* **Problem statement**
Please restate every line below exactly, without any pictures.

* **Provided entries**
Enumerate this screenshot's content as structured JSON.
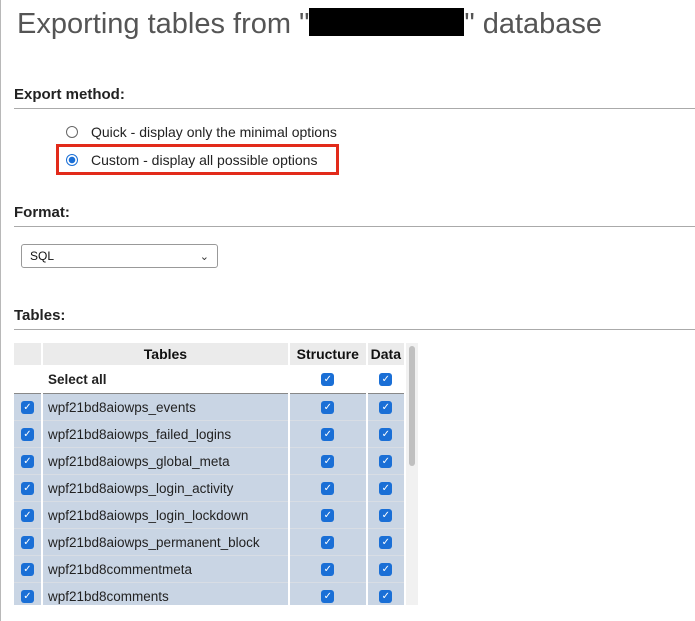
{
  "title": {
    "before": "Exporting tables from \"",
    "after": "\" database"
  },
  "export_method": {
    "label": "Export method:",
    "options": [
      {
        "label": "Quick - display only the minimal options",
        "selected": false
      },
      {
        "label": "Custom - display all possible options",
        "selected": true
      }
    ]
  },
  "format": {
    "label": "Format:",
    "selected": "SQL"
  },
  "tables": {
    "label": "Tables:",
    "columns": [
      "Tables",
      "Structure",
      "Data"
    ],
    "select_all": "Select all",
    "rows": [
      {
        "name": "wpf21bd8aiowps_events"
      },
      {
        "name": "wpf21bd8aiowps_failed_logins"
      },
      {
        "name": "wpf21bd8aiowps_global_meta"
      },
      {
        "name": "wpf21bd8aiowps_login_activity"
      },
      {
        "name": "wpf21bd8aiowps_login_lockdown"
      },
      {
        "name": "wpf21bd8aiowps_permanent_block"
      },
      {
        "name": "wpf21bd8commentmeta"
      },
      {
        "name": "wpf21bd8comments"
      }
    ]
  },
  "icons": {
    "checkbox": "checkbox-checked-icon",
    "dropdown": "chevron-down-icon"
  },
  "colors": {
    "accent": "#1a6fd6",
    "highlight_border": "#e22a1a",
    "row_background": "#c9d5e4"
  }
}
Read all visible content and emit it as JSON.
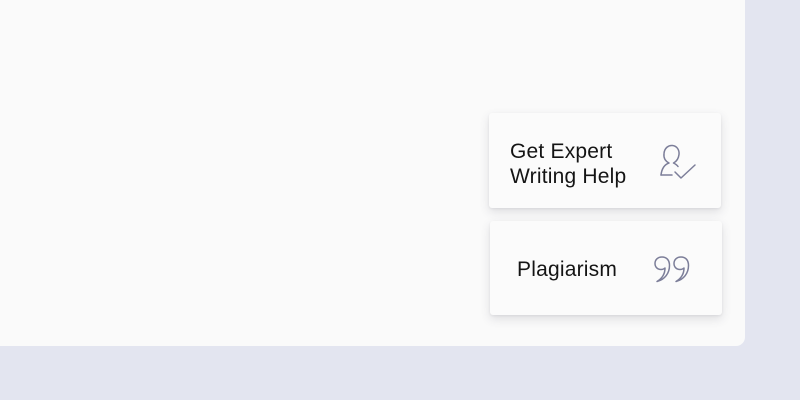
{
  "cards": {
    "writing_help": {
      "line1": "Get Expert",
      "line2": "Writing Help",
      "icon": "user-check-icon"
    },
    "plagiarism": {
      "label": "Plagiarism",
      "icon": "quote-icon"
    }
  },
  "colors": {
    "page_background": "#e3e5f0",
    "panel_background": "#fafafa",
    "card_background": "#fbfbfb",
    "text": "#141414",
    "icon_stroke": "#7c7e99"
  }
}
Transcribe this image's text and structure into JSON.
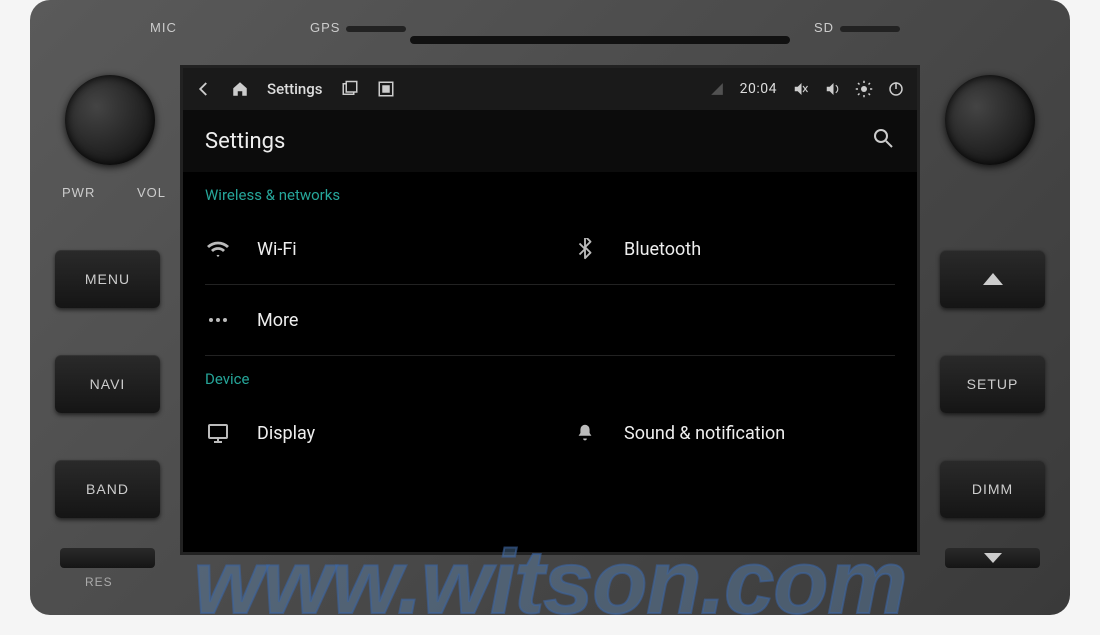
{
  "hardware": {
    "mic": "MIC",
    "gps": "GPS",
    "sd": "SD",
    "pwr": "PWR",
    "vol": "VOL",
    "menu": "MENU",
    "navi": "NAVI",
    "band": "BAND",
    "setup": "SETUP",
    "dimm": "DIMM",
    "res": "RES"
  },
  "statusbar": {
    "title": "Settings",
    "time": "20:04"
  },
  "header": {
    "title": "Settings"
  },
  "sections": {
    "wireless": {
      "label": "Wireless & networks",
      "items": {
        "wifi": "Wi-Fi",
        "bluetooth": "Bluetooth",
        "more": "More"
      }
    },
    "device": {
      "label": "Device",
      "items": {
        "display": "Display",
        "sound": "Sound & notification"
      }
    }
  },
  "watermark": "www.witson.com"
}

* **Response to this task**
Enumerate this screenshot's content as structured JSON.
{
  "title": {
    "before": "Exporting tables from \"",
    "after": "\" database"
  },
  "export_method": {
    "label": "Export method:",
    "options": [
      {
        "label": "Quick - display only the minimal options",
        "selected": false
      },
      {
        "label": "Custom - display all possible options",
        "selected": true
      }
    ]
  },
  "format": {
    "label": "Format:",
    "selected": "SQL"
  },
  "tables": {
    "label": "Tables:",
    "columns": [
      "Tables",
      "Structure",
      "Data"
    ],
    "select_all": "Select all",
    "rows": [
      {
        "name": "wpf21bd8aiowps_events"
      },
      {
        "name": "wpf21bd8aiowps_failed_logins"
      },
      {
        "name": "wpf21bd8aiowps_global_meta"
      },
      {
        "name": "wpf21bd8aiowps_login_activity"
      },
      {
        "name": "wpf21bd8aiowps_login_lockdown"
      },
      {
        "name": "wpf21bd8aiowps_permanent_block"
      },
      {
        "name": "wpf21bd8commentmeta"
      },
      {
        "name": "wpf21bd8comments"
      }
    ]
  },
  "icons": {
    "checkbox": "checkbox-checked-icon",
    "dropdown": "chevron-down-icon"
  },
  "colors": {
    "accent": "#1a6fd6",
    "highlight_border": "#e22a1a",
    "row_background": "#c9d5e4"
  }
}
Read all visible content and emit it as JSON.
{
  "cards": {
    "writing_help": {
      "line1": "Get Expert",
      "line2": "Writing Help",
      "icon": "user-check-icon"
    },
    "plagiarism": {
      "label": "Plagiarism",
      "icon": "quote-icon"
    }
  },
  "colors": {
    "page_background": "#e3e5f0",
    "panel_background": "#fafafa",
    "card_background": "#fbfbfb",
    "text": "#141414",
    "icon_stroke": "#7c7e99"
  }
}
Transcribe this image's text and structure into JSON.
{
  "hardware": {
    "mic": "MIC",
    "gps": "GPS",
    "sd": "SD",
    "pwr": "PWR",
    "vol": "VOL",
    "menu": "MENU",
    "navi": "NAVI",
    "band": "BAND",
    "setup": "SETUP",
    "dimm": "DIMM",
    "res": "RES"
  },
  "statusbar": {
    "title": "Settings",
    "time": "20:04"
  },
  "header": {
    "title": "Settings"
  },
  "sections": {
    "wireless": {
      "label": "Wireless & networks",
      "items": {
        "wifi": "Wi-Fi",
        "bluetooth": "Bluetooth",
        "more": "More"
      }
    },
    "device": {
      "label": "Device",
      "items": {
        "display": "Display",
        "sound": "Sound & notification"
      }
    }
  },
  "watermark": "www.witson.com"
}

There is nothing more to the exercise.